Web page and app entries
==================================================

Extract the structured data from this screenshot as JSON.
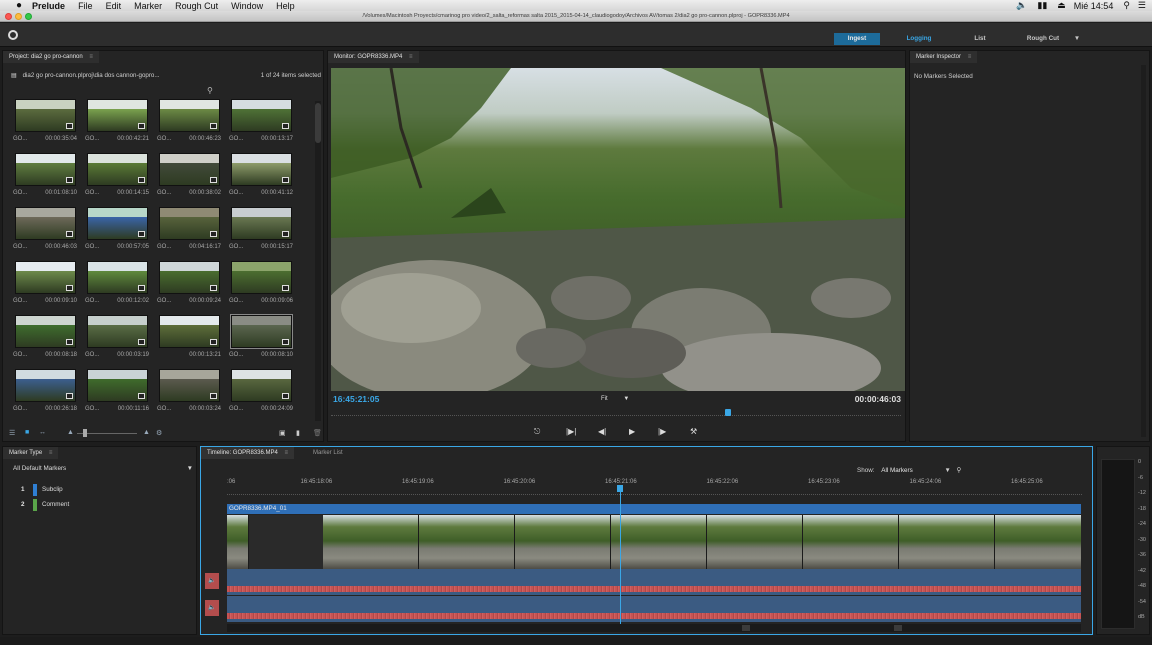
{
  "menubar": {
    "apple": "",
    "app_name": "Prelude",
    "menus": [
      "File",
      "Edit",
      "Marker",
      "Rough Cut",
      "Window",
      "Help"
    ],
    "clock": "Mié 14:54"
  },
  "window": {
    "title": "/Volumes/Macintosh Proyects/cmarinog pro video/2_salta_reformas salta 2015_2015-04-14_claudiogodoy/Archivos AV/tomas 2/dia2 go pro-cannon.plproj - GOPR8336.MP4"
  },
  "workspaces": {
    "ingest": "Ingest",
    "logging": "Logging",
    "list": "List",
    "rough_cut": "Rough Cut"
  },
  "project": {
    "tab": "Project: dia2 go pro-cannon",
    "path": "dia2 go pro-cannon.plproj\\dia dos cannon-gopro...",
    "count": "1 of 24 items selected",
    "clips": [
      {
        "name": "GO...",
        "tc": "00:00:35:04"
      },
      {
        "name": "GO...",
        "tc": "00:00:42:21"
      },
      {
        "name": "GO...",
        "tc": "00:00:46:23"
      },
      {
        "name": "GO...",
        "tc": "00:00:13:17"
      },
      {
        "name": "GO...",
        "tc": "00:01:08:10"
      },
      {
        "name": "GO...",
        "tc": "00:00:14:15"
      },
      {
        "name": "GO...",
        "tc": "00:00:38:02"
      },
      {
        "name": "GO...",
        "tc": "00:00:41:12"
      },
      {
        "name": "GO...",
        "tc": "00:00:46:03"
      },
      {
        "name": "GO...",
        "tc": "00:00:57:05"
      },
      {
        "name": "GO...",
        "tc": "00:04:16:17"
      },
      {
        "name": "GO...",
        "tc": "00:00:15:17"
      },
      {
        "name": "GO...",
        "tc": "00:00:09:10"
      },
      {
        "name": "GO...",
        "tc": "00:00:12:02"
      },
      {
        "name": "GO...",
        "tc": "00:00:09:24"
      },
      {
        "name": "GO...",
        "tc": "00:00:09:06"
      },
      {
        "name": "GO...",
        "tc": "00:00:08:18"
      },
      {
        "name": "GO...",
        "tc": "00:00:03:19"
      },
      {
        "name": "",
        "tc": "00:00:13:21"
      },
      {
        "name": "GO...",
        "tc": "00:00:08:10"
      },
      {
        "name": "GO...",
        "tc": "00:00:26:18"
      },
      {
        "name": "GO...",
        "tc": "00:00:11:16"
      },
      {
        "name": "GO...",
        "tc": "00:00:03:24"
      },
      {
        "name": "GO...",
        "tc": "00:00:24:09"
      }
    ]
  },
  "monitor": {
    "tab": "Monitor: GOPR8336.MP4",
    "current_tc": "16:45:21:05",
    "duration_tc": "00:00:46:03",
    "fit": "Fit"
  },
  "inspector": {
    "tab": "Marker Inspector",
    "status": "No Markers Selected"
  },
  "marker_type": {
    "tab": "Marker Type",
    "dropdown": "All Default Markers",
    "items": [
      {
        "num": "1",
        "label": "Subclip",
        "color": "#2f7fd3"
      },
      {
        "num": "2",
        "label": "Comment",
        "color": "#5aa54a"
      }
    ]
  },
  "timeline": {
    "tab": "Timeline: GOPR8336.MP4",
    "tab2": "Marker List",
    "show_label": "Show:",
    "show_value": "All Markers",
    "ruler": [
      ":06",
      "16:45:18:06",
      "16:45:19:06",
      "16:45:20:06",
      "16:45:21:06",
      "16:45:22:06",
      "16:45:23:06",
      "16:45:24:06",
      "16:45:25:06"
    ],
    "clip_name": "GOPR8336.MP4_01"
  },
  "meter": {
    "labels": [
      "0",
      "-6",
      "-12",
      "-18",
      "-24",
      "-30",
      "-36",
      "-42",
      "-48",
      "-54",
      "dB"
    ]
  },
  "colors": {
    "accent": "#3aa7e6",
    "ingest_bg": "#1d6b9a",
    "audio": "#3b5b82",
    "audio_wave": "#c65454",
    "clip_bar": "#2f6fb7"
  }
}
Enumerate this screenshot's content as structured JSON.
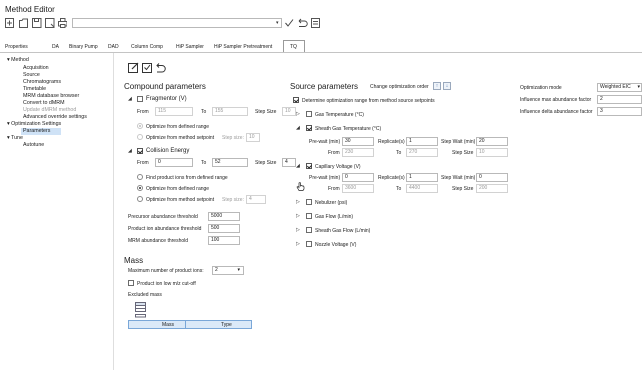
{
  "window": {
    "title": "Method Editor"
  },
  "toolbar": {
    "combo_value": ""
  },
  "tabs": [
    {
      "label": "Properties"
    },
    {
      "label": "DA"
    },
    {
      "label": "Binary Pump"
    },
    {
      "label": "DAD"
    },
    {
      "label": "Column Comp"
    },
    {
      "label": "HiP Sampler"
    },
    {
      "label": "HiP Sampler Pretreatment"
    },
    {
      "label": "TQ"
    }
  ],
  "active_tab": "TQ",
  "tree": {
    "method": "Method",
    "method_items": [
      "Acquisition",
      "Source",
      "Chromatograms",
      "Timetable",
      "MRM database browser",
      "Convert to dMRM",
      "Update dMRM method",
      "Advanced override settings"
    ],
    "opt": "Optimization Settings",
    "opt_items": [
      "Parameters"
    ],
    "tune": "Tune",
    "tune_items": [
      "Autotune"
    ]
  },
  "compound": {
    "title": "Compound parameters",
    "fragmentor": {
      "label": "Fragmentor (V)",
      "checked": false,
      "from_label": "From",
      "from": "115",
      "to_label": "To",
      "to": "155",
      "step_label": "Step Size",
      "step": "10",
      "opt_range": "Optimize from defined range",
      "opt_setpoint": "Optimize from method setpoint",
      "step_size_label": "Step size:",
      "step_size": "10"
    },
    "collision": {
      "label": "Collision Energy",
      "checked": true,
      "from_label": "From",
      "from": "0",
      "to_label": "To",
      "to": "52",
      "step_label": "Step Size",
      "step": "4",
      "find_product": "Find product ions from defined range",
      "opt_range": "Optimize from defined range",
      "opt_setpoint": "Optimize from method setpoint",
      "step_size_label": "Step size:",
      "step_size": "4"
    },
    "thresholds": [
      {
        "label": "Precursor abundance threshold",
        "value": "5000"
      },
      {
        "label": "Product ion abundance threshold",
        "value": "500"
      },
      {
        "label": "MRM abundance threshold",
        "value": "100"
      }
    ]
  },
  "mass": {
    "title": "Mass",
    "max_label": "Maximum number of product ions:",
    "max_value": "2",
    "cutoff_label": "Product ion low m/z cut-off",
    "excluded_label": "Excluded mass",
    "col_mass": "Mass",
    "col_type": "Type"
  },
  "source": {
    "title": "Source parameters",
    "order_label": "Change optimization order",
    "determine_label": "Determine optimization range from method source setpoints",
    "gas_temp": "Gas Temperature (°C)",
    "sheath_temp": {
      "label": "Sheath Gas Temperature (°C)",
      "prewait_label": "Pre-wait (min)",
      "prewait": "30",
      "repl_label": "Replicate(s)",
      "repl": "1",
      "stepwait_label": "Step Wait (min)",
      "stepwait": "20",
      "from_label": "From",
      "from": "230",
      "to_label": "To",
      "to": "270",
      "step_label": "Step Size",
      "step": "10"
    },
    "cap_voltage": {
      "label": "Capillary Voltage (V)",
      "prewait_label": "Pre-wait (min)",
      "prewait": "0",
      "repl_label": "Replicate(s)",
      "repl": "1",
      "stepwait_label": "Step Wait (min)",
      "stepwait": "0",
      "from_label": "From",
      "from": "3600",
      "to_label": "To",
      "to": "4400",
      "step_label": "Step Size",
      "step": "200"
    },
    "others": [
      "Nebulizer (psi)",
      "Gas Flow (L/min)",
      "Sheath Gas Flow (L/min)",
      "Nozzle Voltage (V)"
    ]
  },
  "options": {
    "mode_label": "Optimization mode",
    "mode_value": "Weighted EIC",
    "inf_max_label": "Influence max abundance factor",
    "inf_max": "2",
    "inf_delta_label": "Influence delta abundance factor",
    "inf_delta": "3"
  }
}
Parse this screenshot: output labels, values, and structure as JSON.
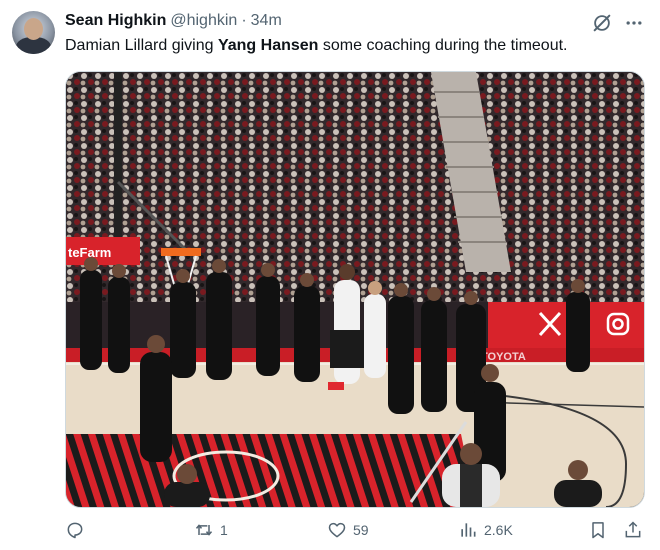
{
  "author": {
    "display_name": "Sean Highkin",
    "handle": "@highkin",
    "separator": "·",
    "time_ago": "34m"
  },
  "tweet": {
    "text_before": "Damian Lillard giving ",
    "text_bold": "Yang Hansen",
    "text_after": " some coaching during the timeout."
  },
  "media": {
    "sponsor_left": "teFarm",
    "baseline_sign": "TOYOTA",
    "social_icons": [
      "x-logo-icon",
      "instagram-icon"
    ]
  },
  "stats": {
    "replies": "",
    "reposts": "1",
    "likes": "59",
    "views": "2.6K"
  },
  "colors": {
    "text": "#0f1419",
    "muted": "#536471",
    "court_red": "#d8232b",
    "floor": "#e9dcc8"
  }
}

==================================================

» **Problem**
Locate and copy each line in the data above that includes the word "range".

» **Task response**
      "opt_range": "Optimize from defined range",
      "find_product": "Find product ions from defined range",
      "opt_range": "Optimize from defined range",
    "determine_label": "Determine optimization range from method source setpoints",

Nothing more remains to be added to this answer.